- If a species is listed as “endangered,” it’s in danger of extinction throughout all or a significant portion of its range. If a species is listed as “threatened,” it’s likely to become endangered in the foreseeable future.
- Species are listed only based on biological status and threats to their existence.
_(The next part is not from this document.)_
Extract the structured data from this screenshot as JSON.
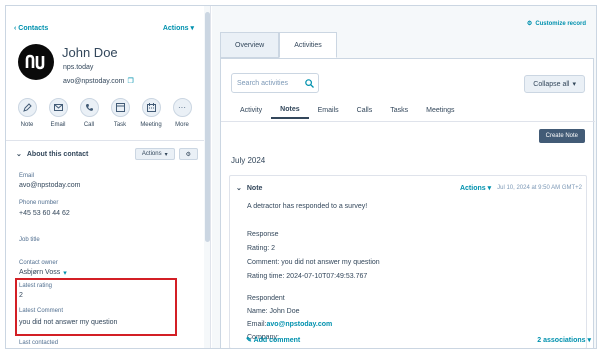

USFWS and NMFS consider 5 factors when deciding whether to list a species:
- is the species’ habitat threatened with damage or destruction?
- is the species being overused for educational, recreational, commercial, or scientific purposes?
- is the species threatened by disease or predation?
- is the existing protection inadequate?
- are there other natural or man-made factors that threaten the existence of the species? (USFWS, 1/2013)
- If the agencies determine that, based on the above questions, the species should be listed as threatened or endangered, the species is then protected from any kind of “taking.” A “taking,” according to the ESA is harassing, harming (including killing or injuring), pursuing, hunting, shooting, wounding, killing, trapping, capturing, or collecting a listed species or attempting to engage in any such conduct (USFWS 1/2013) .
- The ESA includes special requirements such as writing a recovery plan, specific requirements for Federal agencies, as well as programs that encourage private landowners to protect endangered species.
But here’s the most important fact about the Endangered Species Act – IT’S A SUCCESS! Not only have only 1% of listed species gone extinct, but according to the Center for Biological Diversity (in their report, “On Time, On Target: How the Endangered Species Act Is Saving America’s Wildlife”), 90% of species are recovering at the rate set out in their Federal recovery plan. Not too shabby! But there’s more work to be done – many species still need Federal protection. In previous posts, we discussed misconceptions about endangered species, the 100 most endangered species in the world, and a few endangered species success stories, such as the bald eagle and the piping plover. If you’d like to learn more about how the Endangered Species Act is administered, be sure to check out the U.S. Fish and Wildlife Service Fact Sheet.
Center for Biological Diversity. n.d. “110 Success Stories for Endangered Species Day 2012” Accessed 3/21/2013. http://www.esasuccess.org/index.html
Defenders of Wildlife. n.d. “Endangered Species Act” Accessed 3/21/2013. http://www.defenders.org/endangered-species-act/endangered-species-act-101
U.S. Fish and Wildlife Service. 2013. “ESA Basics. 40 Years of Conserving Endangered Species.” January 2013. Accessed online 2/21/2013. http://www.fws.gov/endangered/esa-library/pdf/ESA_basics.pdf
U.S. Fish and Wildlife Service. 2013. “Endangered Species Program.” Last updated 2/11/2013. Accessed 3/21/2013. http://www.fws.gov/endangered/laws-policies/index.html